We just received the following news from the Bahrain Human Rights Society alerting us about the missing of our dear friend and colleague Ali Abdulemam. Ali Abdulemam, a leading Bahraini blogger and Global Voices Advocacy author, has been arrested earlier on 4 September 2010 and released on 23 February 2011...
Uzbekistan: The Enemies of the Internet are Known
12 March was the World Day Against Cyber-Censorship. Launched by Reporters Without Borders in 2008, the initiative is intended to promote the idea of Internet without restrictions and accessible to everyone.
How Much Does Internet Access Matter?
Amidst the ongoing debate of the role of social media in revolutions across the Middle East and North Africa lies another question: To what degree does Internet access matter in determining the role of the Internet and social media in these revolts? Jillian C. York looks at different ideas about the effects of Internet penetration on the effectiveness of social media organizing.
Azerbaijan: Blowing Up in Their Facebook
Baku seems to be getting savvier about how to discredit, marginalize, or monitor online activists. This article was originally published on 9 March 2011 by Transitions Online and is used by permission.
Spanish intellectual property law and global netfreedom
Many of the challenges and threats that Egyptians, Tunisians or Libyans are facing are global and affect civil societies as a whole. Among these is the threat against the Internet as we know it and which is often taken for granted in Western countries like the US, France or Spain....
What is in name? A Lot Says Facebook
Facebook is now in the middle of scandal that has exposed the flimsiness of its no pseudonym policy. Andrea Petrou at Techeye.net says, “The complaint against the company comes from a well-known Chinese commentator – Michael Anti – who has accused it of insulting him by closing his account. He hasn't been reported...
Azerbaijan: Another activist arrested, questioned over Facebook
Following concerns that there might be an official attempt to discredit or crackdown on the use of Facebook by alternative voices in Azerbaijan comes news of the detention of yet another activist, Bakhtiyar Hajiyev.
China: Tracking mobile users’ movement
According to Beijing Morning Post on March 2 2011, China Mobile Beijing would turn 17 million mobile phone into monitoring devices. The monitoring system could detect the population flow 24 hour a day. The city science committee social development department deputy head Li GuoGuang said that they had already submitted...
Azerbaijan: As protests loom, Facebook is monitored
Recent events in the Middle East and North Africa have highlighted the potential use of online social networks for activism, but they have also added weight to existing personal and security concerns.

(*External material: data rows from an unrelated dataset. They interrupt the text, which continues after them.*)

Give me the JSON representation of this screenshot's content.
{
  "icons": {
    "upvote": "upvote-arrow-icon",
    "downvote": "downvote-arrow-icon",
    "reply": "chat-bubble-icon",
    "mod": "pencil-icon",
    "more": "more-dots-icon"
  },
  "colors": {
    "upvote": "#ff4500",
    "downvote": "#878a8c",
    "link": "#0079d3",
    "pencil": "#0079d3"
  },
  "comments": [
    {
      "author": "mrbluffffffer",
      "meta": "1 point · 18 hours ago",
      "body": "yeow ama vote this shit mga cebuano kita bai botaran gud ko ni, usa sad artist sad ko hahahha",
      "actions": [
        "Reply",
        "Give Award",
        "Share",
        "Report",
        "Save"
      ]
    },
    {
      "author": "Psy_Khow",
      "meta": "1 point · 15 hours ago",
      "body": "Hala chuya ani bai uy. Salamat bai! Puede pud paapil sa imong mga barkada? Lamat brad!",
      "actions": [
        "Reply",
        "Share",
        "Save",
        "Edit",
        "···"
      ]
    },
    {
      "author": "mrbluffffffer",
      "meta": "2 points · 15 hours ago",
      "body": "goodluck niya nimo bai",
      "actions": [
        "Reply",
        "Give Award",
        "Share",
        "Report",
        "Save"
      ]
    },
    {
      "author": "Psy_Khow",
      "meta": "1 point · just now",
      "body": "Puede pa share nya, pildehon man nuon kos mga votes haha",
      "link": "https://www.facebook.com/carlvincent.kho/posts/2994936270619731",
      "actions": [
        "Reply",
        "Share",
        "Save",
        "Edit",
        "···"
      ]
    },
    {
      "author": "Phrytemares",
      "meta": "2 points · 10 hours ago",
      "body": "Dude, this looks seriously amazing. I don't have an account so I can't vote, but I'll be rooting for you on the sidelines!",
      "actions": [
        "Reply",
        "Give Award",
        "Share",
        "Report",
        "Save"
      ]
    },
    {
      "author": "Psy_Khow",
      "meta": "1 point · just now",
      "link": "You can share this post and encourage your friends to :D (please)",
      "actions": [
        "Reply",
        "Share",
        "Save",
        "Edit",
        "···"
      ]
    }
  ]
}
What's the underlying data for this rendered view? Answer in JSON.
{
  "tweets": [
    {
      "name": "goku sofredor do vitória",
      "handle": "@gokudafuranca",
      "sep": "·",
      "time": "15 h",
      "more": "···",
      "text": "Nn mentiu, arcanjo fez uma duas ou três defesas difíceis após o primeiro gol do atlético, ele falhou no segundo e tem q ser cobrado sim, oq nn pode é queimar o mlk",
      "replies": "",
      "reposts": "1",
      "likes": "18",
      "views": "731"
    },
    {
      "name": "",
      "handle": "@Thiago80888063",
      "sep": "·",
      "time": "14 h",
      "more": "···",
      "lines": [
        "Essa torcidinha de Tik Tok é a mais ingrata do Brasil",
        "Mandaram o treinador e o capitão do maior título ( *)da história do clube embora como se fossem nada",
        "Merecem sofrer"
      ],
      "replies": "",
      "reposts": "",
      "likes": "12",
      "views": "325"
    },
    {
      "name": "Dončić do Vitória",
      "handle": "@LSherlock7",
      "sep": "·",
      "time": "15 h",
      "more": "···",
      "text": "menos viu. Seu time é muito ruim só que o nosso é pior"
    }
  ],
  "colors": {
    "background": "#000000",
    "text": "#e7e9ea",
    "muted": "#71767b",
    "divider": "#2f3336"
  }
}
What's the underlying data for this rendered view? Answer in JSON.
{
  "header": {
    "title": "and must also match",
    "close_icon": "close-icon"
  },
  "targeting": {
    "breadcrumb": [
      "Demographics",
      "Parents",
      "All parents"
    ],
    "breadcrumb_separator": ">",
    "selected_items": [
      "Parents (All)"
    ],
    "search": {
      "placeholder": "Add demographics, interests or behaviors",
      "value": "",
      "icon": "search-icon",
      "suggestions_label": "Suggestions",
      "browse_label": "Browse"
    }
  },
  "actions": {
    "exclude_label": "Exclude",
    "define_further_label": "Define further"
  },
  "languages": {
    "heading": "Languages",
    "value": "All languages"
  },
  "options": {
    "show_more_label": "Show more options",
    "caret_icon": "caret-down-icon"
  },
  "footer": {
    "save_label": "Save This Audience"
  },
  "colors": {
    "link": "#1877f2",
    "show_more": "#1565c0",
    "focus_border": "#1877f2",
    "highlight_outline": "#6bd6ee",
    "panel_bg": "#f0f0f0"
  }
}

Now, as their own day of protest draws near, online activity by prominent alternative voices in Azerbaijan appears to be monitored.
Is Urging Suicide Free Speech?
A developing case in Minnesota raises serious questions on what free speech. According to Emily Gurnon at Pioneer Press, “Former nurse William Melchert-Dinkel, 48, of Faribault has been charged with two felony counts of encouraging, advising or assisting another in committing suicide. After oral arguments Thursday morning, Rice County District...